Well, I'm back.
Ephemeral: You know that Doctor Who S3 episode "Blink"? The one where people keep getting pulled back in time and cross paths with a stranded Doctor, and have to live their way back towards the latter days from which they were pulled?
Yeah... you get the idea.
This article on the Chinese Wikipedia in the International Herald Tribune caught my eye.
Just who was Mao Zedong?
According to the English-language version of Wikipedia, the popular online encyclopedia, he was a victorious military and political leader who founded China's modern Communist state. He was also a man many saw as "a mass murderer, holding his leadership accountable for the deaths of tens of millions of innocent Chinese."
Switch to Wikipedia in Chinese, and one discovers a very different man. There, Mao Zedong's reputation is unsullied by any mention of a death toll in the great purges of the 1950s and 1960s, or for what many historians call the greatest famine in human history.
Andrew Lih comments here on a blow-by-blow comparison done by New York Times correspondent Howard French. For that, make no mistake about it, is what this is: an information war. Fought not with bullets but with electrons, granting history not to the physical victors but those who operate the Wikipedia server that your browser goes to by default, the Chinese Wikipedia stakes a claim for the 99% of Chinese users who don't bother to tunnel out from behind the Great Firewall using a proxy.
On 10 Jun 2006, I brought up a photo of Tank Man in the heart of Beijing, courtesy of English Wikipedia and the timely assistance of taiji_jian and his desktop Linux box. What did this accomplish, other than the thrill of the illicit? Well, to hear tell of Wikipedia founder Jimmy Wales' first attempts to get a foothold in China, it was really an all-or-nothing proposition. The whole (English) site, as some of you may know, is domain-level IP-blocked in China.
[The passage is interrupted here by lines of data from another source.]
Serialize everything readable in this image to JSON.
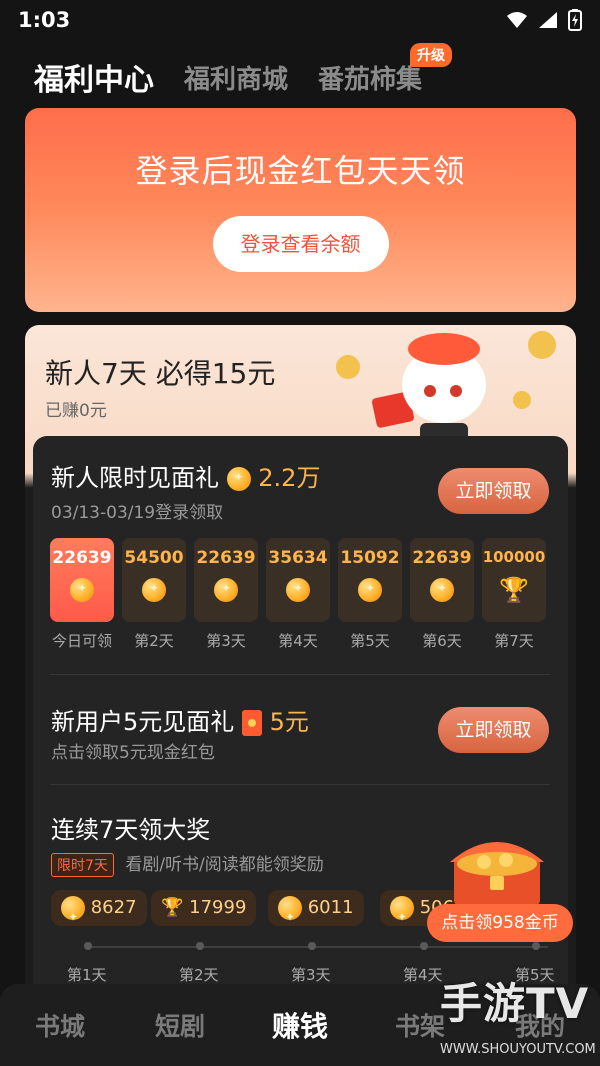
{
  "status": {
    "time": "1:03"
  },
  "tabs": [
    {
      "label": "福利中心",
      "active": true
    },
    {
      "label": "福利商城",
      "active": false
    },
    {
      "label": "番茄柿集",
      "active": false,
      "badge": "升级"
    }
  ],
  "login_card": {
    "title": "登录后现金红包天天领",
    "button": "登录查看余额"
  },
  "newbie": {
    "title": "新人7天 必得15元",
    "earned": "已赚0元"
  },
  "gift": {
    "title": "新人限时见面礼",
    "amount": "2.2万",
    "date_range": "03/13-03/19登录领取",
    "button": "立即领取",
    "days": [
      {
        "value": "22639",
        "label": "今日可领",
        "icon": "coin-icon",
        "today": true
      },
      {
        "value": "54500",
        "label": "第2天",
        "icon": "coin-icon"
      },
      {
        "value": "22639",
        "label": "第3天",
        "icon": "coin-icon"
      },
      {
        "value": "35634",
        "label": "第4天",
        "icon": "coin-icon"
      },
      {
        "value": "15092",
        "label": "第5天",
        "icon": "coin-icon"
      },
      {
        "value": "22639",
        "label": "第6天",
        "icon": "coin-icon"
      },
      {
        "value": "100000",
        "label": "第7天",
        "icon": "trophy-icon"
      }
    ]
  },
  "new_user": {
    "title": "新用户5元见面礼",
    "amount": "5元",
    "subtitle": "点击领取5元现金红包",
    "button": "立即领取"
  },
  "streak": {
    "title": "连续7天领大奖",
    "tag": "限时7天",
    "subtitle": "看剧/听书/阅读都能领奖励",
    "items": [
      {
        "value": "8627",
        "label": "第1天",
        "icon": "coin-icon"
      },
      {
        "value": "17999",
        "label": "第2天",
        "icon": "trophy-icon"
      },
      {
        "value": "6011",
        "label": "第3天",
        "icon": "coin-icon"
      },
      {
        "value": "506",
        "label": "第4天",
        "icon": "coin-icon"
      },
      {
        "value": "",
        "label": "第5天",
        "icon": "coin-icon"
      }
    ],
    "chest_tip": "点击领958金币"
  },
  "bottom_nav": [
    {
      "label": "书城",
      "active": false
    },
    {
      "label": "短剧",
      "active": false
    },
    {
      "label": "赚钱",
      "active": true
    },
    {
      "label": "书架",
      "active": false
    },
    {
      "label": "我的",
      "active": false
    }
  ],
  "watermark": {
    "logo": "手游TV",
    "url": "WWW.SHOUYOUTV.COM"
  }
}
The People's Republic of China (PRC) wanted Wales to voluntarily self-censor about 1% of Wikipedia's content, as Yahoo and Microsoft (and to a lesser, albeit more notorious extent, Google) already do. Wales said "nothing doing", and so the status quo of the Golden Shield (jing1 dun1, the PRC's propagandistic euphemism for Internet censorship) stayed in place. Replace "Shield" with "Curtain" and you get the idea.
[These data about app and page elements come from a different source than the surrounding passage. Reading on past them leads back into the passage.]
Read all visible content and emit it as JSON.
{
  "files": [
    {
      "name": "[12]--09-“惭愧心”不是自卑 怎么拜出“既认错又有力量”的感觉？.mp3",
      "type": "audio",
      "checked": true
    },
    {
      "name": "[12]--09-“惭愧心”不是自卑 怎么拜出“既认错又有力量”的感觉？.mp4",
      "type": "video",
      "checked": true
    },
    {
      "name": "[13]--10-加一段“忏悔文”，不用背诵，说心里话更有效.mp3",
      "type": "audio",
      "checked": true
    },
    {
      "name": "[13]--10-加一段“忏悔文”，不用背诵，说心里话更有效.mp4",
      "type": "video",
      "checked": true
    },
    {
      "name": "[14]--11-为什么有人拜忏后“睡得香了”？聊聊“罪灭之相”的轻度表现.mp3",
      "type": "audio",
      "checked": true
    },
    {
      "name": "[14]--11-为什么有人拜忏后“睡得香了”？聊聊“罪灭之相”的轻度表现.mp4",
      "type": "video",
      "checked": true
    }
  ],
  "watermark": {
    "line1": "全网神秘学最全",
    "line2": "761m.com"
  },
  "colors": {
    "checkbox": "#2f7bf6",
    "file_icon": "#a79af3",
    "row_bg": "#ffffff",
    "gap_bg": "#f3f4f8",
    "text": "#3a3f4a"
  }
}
Fast-forward ahead a few months: there is now a growing awareness of the dichotomy between the Chinese and English Wikipedias. Is it censorship? A Potemkin village kind of syndrome? Yes and yes, but only for that pesky 1%. You see, there are just a few articles, such as those concerning dissidents such as Wang Dan and the Tiananmen Square Massacre, that are touchy for the PRC. 1% of the content for 1% of the readership - the proxy users - doesn't pose an issue. The PRC government knows that there are people who tunnel out of curiosity or just to buck the trends. They know that there are closet dissidents who tunnel, and you can be sure that the subversives they view as more dangerous than the casual college student wanting a taste of free information are surveilled. If, however, the readership expanded to, say, 10%, it might be a problem. You see, the PRC pulls down news articles about every would-be coup - every strike against a state-run facility, from an aircraft factory to a provincial university. The government knows that the information has been seen by that 1% already; it doesn't mind that it circulates within the infosphere of people who have self-selected out of the complacent infoproletariat. It is what happens to the 99% that the PRC government cares about, because when the information that it is possible to overthrow the state becomes common, then the state will be overthrown.
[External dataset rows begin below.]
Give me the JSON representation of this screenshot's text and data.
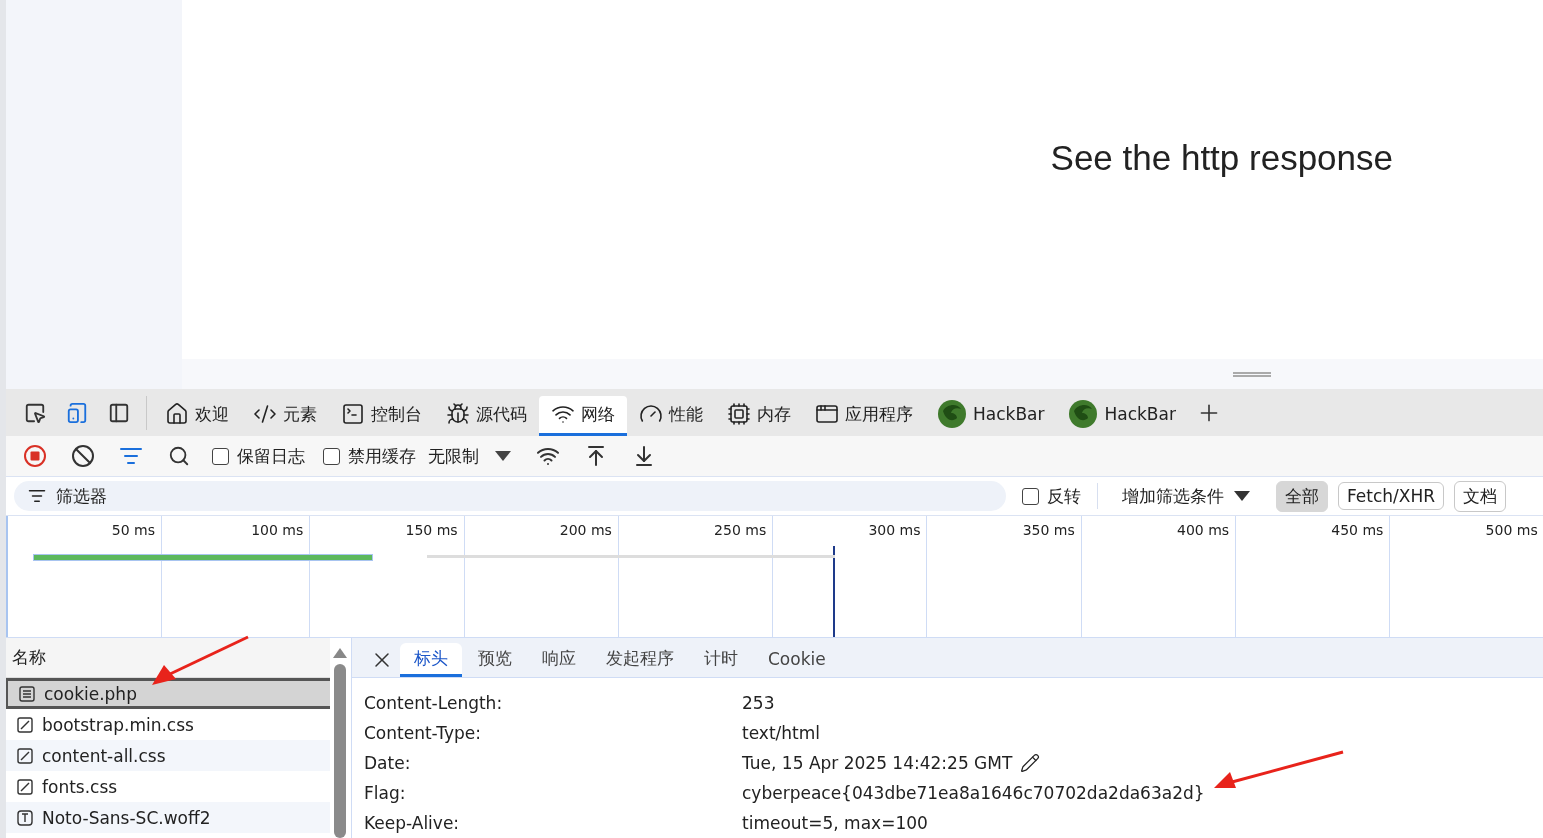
{
  "page": {
    "heading": "See the http response"
  },
  "devtools": {
    "tabs": [
      {
        "label": "欢迎",
        "selected": false
      },
      {
        "label": "元素",
        "selected": false
      },
      {
        "label": "控制台",
        "selected": false
      },
      {
        "label": "源代码",
        "selected": false
      },
      {
        "label": "网络",
        "selected": true
      },
      {
        "label": "性能",
        "selected": false
      },
      {
        "label": "内存",
        "selected": false
      },
      {
        "label": "应用程序",
        "selected": false
      },
      {
        "label": "HackBar",
        "selected": false
      },
      {
        "label": "HackBar",
        "selected": false
      }
    ],
    "network_toolbar": {
      "recording": true,
      "checkboxes": [
        {
          "label": "保留日志",
          "checked": false
        },
        {
          "label": "禁用缓存",
          "checked": false
        }
      ],
      "throttling": "无限制"
    },
    "filter_bar": {
      "placeholder": "筛选器",
      "invert": {
        "label": "反转",
        "checked": false
      },
      "more_filters": "增加筛选条件",
      "type_filters": [
        {
          "label": "全部",
          "selected": true
        },
        {
          "label": "Fetch/XHR",
          "selected": false
        },
        {
          "label": "文档",
          "selected": false
        }
      ]
    },
    "timeline": {
      "ticks": [
        "50 ms",
        "100 ms",
        "150 ms",
        "200 ms",
        "250 ms",
        "300 ms",
        "350 ms",
        "400 ms",
        "450 ms",
        "500 ms"
      ]
    },
    "requests": {
      "header": "名称",
      "rows": [
        {
          "name": "cookie.php",
          "kind": "document",
          "selected": true
        },
        {
          "name": "bootstrap.min.css",
          "kind": "stylesheet",
          "selected": false
        },
        {
          "name": "content-all.css",
          "kind": "stylesheet",
          "selected": false
        },
        {
          "name": "fonts.css",
          "kind": "stylesheet",
          "selected": false
        },
        {
          "name": "Noto-Sans-SC.woff2",
          "kind": "font",
          "selected": false
        }
      ]
    },
    "details": {
      "tabs": [
        {
          "label": "标头",
          "selected": true
        },
        {
          "label": "预览",
          "selected": false
        },
        {
          "label": "响应",
          "selected": false
        },
        {
          "label": "发起程序",
          "selected": false
        },
        {
          "label": "计时",
          "selected": false
        },
        {
          "label": "Cookie",
          "selected": false
        }
      ],
      "headers": [
        {
          "name": "Content-Length:",
          "value": "253",
          "editable": false
        },
        {
          "name": "Content-Type:",
          "value": "text/html",
          "editable": false
        },
        {
          "name": "Date:",
          "value": "Tue, 15 Apr 2025 14:42:25 GMT",
          "editable": true
        },
        {
          "name": "Flag:",
          "value": "cyberpeace{043dbe71ea8a1646c70702da2da63a2d}",
          "editable": false
        },
        {
          "name": "Keep-Alive:",
          "value": "timeout=5, max=100",
          "editable": false
        }
      ]
    }
  }
}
Napoleon Bonaparte said: "The art of the police is not to see what it is useless that it should see." That, too, is the art of the modern Chinese internet user... for the moment. Happily, we are reminded that Albert Einstein said: "Politics is for the moment; an equation is for eternity." The equation we are looking at is perhaps a limit theorem, counting the days to a convergence that cannot be willed, or edited, away.